Population size and survival estimates for the rare damselflies, Coenagrion mercuriale and Ischnura pumilio
Article first published online: 27 JUN 2013
© 2013 The Royal Entomological Society
Insect Conservation and Diversity
Volume 7, Issue 3, pages 241–251, May 2014
How to Cite
Allen, K. A., Thompson, D. J. (2014), Population size and survival estimates for the rare damselflies, Coenagrion mercuriale and Ischnura pumilio. Insect Conservation and Diversity, 7: 241–251. doi: 10.1111/icad.12047
- Issue published online: 8 MAY 2014
- Article first published online: 27 JUN 2013
- Manuscript Accepted: 19 MAY 2013
- NERC . Grant Number: NER/A/S/2000/01322
- Environment Agency
- Coenagrion mercuriale ;
- conservation management;
- Ischnura pumilio ;
- population size;
- sex ratio;
- survey design;

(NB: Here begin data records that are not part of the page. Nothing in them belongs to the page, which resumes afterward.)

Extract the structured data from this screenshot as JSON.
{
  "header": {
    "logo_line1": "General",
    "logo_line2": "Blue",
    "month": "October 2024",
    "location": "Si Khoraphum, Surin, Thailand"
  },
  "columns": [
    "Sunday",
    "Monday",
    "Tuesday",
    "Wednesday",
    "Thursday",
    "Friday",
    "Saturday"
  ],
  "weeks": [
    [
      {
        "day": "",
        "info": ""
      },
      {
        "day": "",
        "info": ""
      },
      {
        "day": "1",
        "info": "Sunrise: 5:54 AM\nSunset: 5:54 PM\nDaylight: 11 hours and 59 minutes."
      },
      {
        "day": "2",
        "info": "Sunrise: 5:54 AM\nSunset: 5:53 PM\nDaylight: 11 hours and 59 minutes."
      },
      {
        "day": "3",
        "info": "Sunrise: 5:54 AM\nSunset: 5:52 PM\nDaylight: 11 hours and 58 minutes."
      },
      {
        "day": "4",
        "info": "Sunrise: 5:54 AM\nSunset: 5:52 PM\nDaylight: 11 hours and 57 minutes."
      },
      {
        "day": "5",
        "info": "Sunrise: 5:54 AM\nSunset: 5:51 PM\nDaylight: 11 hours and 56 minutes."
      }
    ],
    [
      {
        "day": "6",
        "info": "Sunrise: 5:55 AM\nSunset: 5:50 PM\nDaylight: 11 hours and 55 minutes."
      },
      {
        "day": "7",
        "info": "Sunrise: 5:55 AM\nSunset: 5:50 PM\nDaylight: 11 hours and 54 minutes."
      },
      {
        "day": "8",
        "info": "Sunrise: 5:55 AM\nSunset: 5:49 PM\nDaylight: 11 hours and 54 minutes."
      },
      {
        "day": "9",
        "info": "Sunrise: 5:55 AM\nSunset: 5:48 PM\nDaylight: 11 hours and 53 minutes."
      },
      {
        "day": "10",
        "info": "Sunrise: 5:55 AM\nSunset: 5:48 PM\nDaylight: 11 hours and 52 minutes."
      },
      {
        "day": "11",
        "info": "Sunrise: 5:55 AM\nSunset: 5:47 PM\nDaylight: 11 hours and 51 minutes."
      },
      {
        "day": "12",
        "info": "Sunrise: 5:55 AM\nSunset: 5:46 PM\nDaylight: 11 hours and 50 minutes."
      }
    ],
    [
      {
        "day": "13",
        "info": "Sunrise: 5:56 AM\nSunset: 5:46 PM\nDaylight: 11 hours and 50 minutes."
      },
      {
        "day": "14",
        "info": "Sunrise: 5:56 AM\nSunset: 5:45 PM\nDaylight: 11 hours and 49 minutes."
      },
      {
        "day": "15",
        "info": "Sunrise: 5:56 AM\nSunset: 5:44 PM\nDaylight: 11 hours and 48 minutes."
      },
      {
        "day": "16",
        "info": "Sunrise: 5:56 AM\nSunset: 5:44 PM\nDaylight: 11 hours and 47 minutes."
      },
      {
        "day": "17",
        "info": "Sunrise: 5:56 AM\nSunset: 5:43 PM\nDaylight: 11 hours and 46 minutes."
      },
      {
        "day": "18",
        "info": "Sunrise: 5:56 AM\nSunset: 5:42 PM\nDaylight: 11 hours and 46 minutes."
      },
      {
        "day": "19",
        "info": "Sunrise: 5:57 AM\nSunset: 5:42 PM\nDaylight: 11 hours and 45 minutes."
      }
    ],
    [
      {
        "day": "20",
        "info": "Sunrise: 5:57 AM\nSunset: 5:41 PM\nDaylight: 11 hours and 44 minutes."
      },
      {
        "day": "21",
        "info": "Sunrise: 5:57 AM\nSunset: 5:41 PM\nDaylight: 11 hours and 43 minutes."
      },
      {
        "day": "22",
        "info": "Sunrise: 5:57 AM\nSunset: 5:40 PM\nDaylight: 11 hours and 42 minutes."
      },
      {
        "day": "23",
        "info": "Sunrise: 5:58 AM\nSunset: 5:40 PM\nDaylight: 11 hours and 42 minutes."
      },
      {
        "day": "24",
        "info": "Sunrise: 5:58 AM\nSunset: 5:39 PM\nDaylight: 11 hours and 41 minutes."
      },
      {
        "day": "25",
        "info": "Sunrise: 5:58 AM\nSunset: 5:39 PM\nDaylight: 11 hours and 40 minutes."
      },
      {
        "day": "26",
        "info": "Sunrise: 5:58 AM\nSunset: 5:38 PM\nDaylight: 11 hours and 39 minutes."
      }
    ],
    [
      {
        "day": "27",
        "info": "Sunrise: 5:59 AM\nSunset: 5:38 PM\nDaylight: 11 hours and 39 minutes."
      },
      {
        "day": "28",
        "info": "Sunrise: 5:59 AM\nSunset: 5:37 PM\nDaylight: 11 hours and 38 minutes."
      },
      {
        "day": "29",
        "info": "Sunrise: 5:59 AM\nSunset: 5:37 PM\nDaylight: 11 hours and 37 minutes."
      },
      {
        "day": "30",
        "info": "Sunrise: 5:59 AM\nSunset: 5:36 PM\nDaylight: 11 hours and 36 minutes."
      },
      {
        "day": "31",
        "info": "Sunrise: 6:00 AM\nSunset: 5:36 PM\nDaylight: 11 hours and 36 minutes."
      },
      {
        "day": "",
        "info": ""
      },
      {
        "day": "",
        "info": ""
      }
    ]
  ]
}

- Coenagrion mercuriale is rare in the UK and is threatened across Europe. Ischnura pumilio is also threatened in the UK. Both species have suffered population declines in recent years and are vulnerable to habitat fragmentation and loss. Yet, reliable population size and survival estimates are scarce in odonate species. This study provides mark–release–recapture estimates of these parameters for UK stronghold populations of both species.
- Surveys were performed at four locations in southern England between 2001 and 2006. A total of 12 071 adult individuals were marked across nine populations. Mark–release–recapture modelling techniques were used to provide survival and recapture probabilities and population size estimates.
- This study presents the first Horvitz–Thompson estimates of population size in odonates, which are among the highest reported for damselflies. Maximum estimates for a single site were 63 662 ± 4997 for C. mercuriale and 7453 ± 382 for I. pumilio. More males than females were captured at all sites, but calculated estimates indicated a female-biased sex ratio in adult I. pumilio at one location.
- Daily survival probability is among the highest published for damselflies. Male and female survival was equal or very similar in all populations. Further effects of maturity, age, site, and time on survival were identified.
- Estimated population sizes are much greater than previously thought, suggesting that where habitat is maintained, populations of threatened odonates can be very large. Furthermore, greater proportions of females have been estimated where wider searching techniques were employed. This has implications for future study design if estimates are to be reliably used for conservation management.